The funny part is that when Mr. Snyder wrote this letter to Washington warning him of the danger of the Illuminati, the danger was already past. The Bavarian Illuminati had been exposed and dismantled and jailed the year before Robison published his book. 

Some have even gone so far, based on the language of Washington’s letter referenced above that Washington did not approve or associate with Freemasons. Yet one cannot escape the reality that Washington laid both the Capitol and White House cornerstone’s in full Masonic regalia and participated in the ceremony. 

Throughout his life he was keenly aware of masonic principles and spoke often about them. In many letters and correspondence he often referred to God as the Great Architect of the Universe. During the War of Independence most of his closest advisors and field generals were Freemasons, about 75%. One notable among this group is Benedict Arnold. Of course we know the story and betrayal. In fact there is evidence that Arnold’s name was not only lined out of the book of members, that he was a member of, but almost scratched beyond recognition and the word traitor written in at some point after.

WB Chris Hodapp of Freemasons for Dummies did this interesting write up of Benedict Arnold’s final resting place a few years back.

Washington was of course elected Charter Master of a Lodge which subsequently changed their name to Alexandria-Washington Lodge № 22. Washington never presided over this Lodge while Master, the Sr. Warden served as Master pro tem. for the duration of Washington’s term.

If you’re ever in Washington DC or Alexandria right across the Potomac you can visit the George Washington Masonic Memorial. Tour and hours of operation can be found on their website here. 

One thing that was true about George Washington, from all sources that knew him personally,  was that he was a man of honor and integrity.

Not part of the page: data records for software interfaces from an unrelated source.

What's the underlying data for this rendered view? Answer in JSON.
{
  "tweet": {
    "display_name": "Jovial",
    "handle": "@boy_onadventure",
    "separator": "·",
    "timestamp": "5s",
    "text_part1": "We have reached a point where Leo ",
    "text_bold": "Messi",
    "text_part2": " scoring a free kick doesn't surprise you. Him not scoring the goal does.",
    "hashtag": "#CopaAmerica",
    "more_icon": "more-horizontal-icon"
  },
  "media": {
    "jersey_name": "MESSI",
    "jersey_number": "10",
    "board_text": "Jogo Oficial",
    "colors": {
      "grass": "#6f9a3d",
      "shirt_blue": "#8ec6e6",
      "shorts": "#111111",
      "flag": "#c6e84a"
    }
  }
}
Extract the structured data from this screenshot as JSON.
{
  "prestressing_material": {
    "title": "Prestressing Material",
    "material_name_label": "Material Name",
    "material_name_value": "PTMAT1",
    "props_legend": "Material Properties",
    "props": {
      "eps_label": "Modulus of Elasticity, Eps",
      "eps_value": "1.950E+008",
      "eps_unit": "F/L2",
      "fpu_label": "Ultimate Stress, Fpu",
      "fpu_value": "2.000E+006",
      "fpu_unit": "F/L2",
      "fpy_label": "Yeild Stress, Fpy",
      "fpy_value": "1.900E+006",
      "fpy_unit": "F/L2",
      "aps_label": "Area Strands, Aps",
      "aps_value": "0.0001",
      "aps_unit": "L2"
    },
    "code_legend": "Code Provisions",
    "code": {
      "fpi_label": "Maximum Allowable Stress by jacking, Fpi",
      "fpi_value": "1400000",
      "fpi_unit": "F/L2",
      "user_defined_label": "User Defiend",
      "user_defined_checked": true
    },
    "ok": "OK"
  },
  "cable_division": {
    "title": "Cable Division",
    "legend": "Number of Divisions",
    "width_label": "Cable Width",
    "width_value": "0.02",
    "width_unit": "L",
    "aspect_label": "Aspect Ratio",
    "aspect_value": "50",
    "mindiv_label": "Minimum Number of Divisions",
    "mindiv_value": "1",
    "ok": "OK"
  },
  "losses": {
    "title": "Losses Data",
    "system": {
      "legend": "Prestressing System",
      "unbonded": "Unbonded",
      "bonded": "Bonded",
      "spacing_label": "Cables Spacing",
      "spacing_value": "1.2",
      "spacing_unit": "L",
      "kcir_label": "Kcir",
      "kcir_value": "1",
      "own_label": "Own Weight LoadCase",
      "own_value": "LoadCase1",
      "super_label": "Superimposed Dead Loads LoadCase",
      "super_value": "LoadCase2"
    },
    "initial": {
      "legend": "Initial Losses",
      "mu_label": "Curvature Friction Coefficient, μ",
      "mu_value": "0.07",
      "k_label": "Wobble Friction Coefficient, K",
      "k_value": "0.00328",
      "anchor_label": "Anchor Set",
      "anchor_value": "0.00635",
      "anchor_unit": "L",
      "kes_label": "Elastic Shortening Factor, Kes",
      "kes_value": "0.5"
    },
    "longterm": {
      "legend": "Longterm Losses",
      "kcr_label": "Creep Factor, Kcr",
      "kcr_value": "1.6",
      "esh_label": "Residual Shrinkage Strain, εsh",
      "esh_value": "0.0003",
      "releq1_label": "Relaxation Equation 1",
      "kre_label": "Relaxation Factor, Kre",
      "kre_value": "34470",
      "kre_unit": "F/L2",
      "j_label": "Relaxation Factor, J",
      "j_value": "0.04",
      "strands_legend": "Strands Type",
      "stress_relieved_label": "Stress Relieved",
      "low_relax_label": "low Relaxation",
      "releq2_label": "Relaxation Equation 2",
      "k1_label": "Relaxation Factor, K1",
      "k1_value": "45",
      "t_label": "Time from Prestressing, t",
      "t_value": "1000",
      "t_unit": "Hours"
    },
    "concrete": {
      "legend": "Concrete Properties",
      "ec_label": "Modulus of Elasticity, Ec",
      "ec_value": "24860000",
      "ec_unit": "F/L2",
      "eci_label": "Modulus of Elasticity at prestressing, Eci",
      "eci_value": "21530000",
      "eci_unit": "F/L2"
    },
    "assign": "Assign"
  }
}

He went to great lengths to always uphold civility and manners. He personified Masonic ideals and truths, truths that even today are needed and necessary.